Imagine attending a middle school where, in addition to learning algebra, history and reading and writing, each day includes interactions with aviation and aerospace experts and hands-on STEAM experiences. Think of projects like launching a high-altitude balloon carrying your science experiments and weather trackers, all as a part of your daily curriculum.
SKIES is a charter school in the Cherry Creek School District with a STEAM-focused curriculum and special emphasis on aviation. We approached the planning and design of this unique project with open minds and a desire to reshape how the future talent pipeline of the aviation industry learned industry specifics and developed skills. Embedded in the local community, our Castle Rock team designed through a community-driven lens bringing partners together to create real-world opportunities for students and leave a lasting impact. According to the Metro Denver Economic Development Corporation, the Colorado aerospace community is a critical driver of the state’s economic growth. Colorado aerospace employment also saw a 30 percent increase over the past five years, outpacing national growth by 12 percent. The educational experience at SKIES is helping to develop the next generation of workers skilled in the aerospace industry and creating a pipeline of great talent who can work in California, Washington or, most importantly, stay in Colorado.
Building the runway for a great aerospace education
Nearly 280 aerospace businesses and more than 500 suppliers call Colorado home, making the Denver area a recruiting hub for space startups around the world. With the highest concentration of private aerospace workers in the nation, the state houses the U.S. Department of Defense facilities, NASA research and development facilities, U.S. Space Command and the Air Force Academy, as well as the United Launch Alliance which makes rockets for the international space station and Lockheed Martin who is responsible for the Mars Lander. Many of these are located just a stone’s throw from SKIES.
As the first middle school in the country to be located on an active air strip, SKIES brings a free educational experience to students introducing them to aviation and aerospace through hands-on learning. Project-based learning and professional exposure boosts students’ imaginations and drives innovation.
“When you look in their eyes and you see the expression and the excitement about what they’re doing, what they’re learning – that is going to set them up for success,” said Wings Over the Rockies President Maj. Gen. John Barry. “It really is understanding the art of the possible, and what a unique time this is for aerospace.”
Building for Priorities
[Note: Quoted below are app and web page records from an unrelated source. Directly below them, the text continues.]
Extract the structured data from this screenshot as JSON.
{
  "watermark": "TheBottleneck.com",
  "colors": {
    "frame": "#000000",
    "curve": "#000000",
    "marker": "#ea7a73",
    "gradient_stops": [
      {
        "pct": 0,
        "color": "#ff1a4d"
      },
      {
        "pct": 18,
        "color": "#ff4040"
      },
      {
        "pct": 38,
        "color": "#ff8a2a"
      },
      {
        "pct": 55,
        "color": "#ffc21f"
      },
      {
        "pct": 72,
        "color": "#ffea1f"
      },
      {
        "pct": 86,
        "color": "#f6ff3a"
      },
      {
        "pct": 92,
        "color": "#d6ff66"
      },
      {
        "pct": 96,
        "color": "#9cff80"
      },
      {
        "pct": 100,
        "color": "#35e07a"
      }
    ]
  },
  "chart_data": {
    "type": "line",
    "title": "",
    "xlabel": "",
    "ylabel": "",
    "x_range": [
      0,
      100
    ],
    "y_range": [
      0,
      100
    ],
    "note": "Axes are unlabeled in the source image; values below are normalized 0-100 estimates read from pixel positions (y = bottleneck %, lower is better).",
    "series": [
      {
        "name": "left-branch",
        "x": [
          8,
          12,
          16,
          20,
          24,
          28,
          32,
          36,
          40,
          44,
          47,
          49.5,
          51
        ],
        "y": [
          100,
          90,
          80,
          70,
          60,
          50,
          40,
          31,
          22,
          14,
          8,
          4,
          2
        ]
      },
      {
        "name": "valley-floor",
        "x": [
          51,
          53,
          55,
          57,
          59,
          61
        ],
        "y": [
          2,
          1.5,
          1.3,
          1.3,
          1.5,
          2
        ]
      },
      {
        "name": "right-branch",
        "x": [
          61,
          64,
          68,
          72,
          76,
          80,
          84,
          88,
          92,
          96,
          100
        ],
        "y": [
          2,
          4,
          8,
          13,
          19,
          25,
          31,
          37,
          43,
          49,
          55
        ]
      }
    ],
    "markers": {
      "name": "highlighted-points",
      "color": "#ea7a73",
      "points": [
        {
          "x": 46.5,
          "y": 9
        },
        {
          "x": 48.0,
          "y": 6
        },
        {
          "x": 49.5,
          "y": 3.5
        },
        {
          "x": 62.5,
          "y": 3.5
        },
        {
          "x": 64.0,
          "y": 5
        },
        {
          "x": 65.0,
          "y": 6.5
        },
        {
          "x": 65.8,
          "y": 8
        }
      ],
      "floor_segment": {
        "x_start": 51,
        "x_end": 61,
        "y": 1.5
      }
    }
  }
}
SKIES is the result of a partnership with the Cherry Creek School District, Maker Learning Network and Wings Over the Rockies, and is part of the Exploration of Flight campus, which showcases what the future of aerospace can be. It’s a unique partnership, to say the least.
In designing SKIES, our team made collaboration, innovation and security top priorities. The design was centered around creating an open-air environment with flexible classrooms, active corridors and engaging graphics. Inside, a runway-like space running through the middle of the entire facility provides opportunities for students to get out of the classroom and work together in teams or study independently. Near the entrance of the school is the Exploratorium, a large space resembling a rocket booster where hands-on STEAM activities occur, and the commons features large garage doors opening outside to the adjacent runway.
Project: REAL WORLD
“There are kids who would be amazing engineers or pilots but don’t know that those careers exist,” says Kathleen Fredette, director of STEAM Initiatives at Maker Learning Network. “This school broadens the horizon for children to see where they may fit to bring their own specific gifts to the realm of aerospace.”
The project-based learning approach teaches students how to work together on big challenges and opportunities, and how to take on real-world issues requiring critical thinking and collaboration.
Each project ends with a Presentation of Learning, where the students present to the larger group for feedback and build critical communication skills. The results have been incredible – since the school opened in 2019, students have learned about visualization strategy (the process of creatively coming up with ways to solve problems) while launching a high-altitude weather balloon, which required permission from the FAA. Thanks to Maker Learning Network’s connection with NASA and SpaceX, students were also part of a team to send an experiment to the International Space Station.
The future of aerospace starts early
While it’s fun for middle schoolers to learn about airplanes and space stations, it’s also creating significant impact for the local community and Colorado. Developing future-ready skills are crucial to workforce success, and by focusing on socio-emotional development of students, we’re helping to build the next generation of teammates and leaders.
“It’s not easy being the forerunners and doing something new that hasn’t been done before, especially in education. This is a hallmark for the community and the school district. It’s an opportunity to have a model for learning that can be replicated in another field as well, and that is a huge opportunity,” said Fredette.
When done right, charter schools lead innovation at the intersection of learning and place. It’s exciting to see what students can do in the right environment.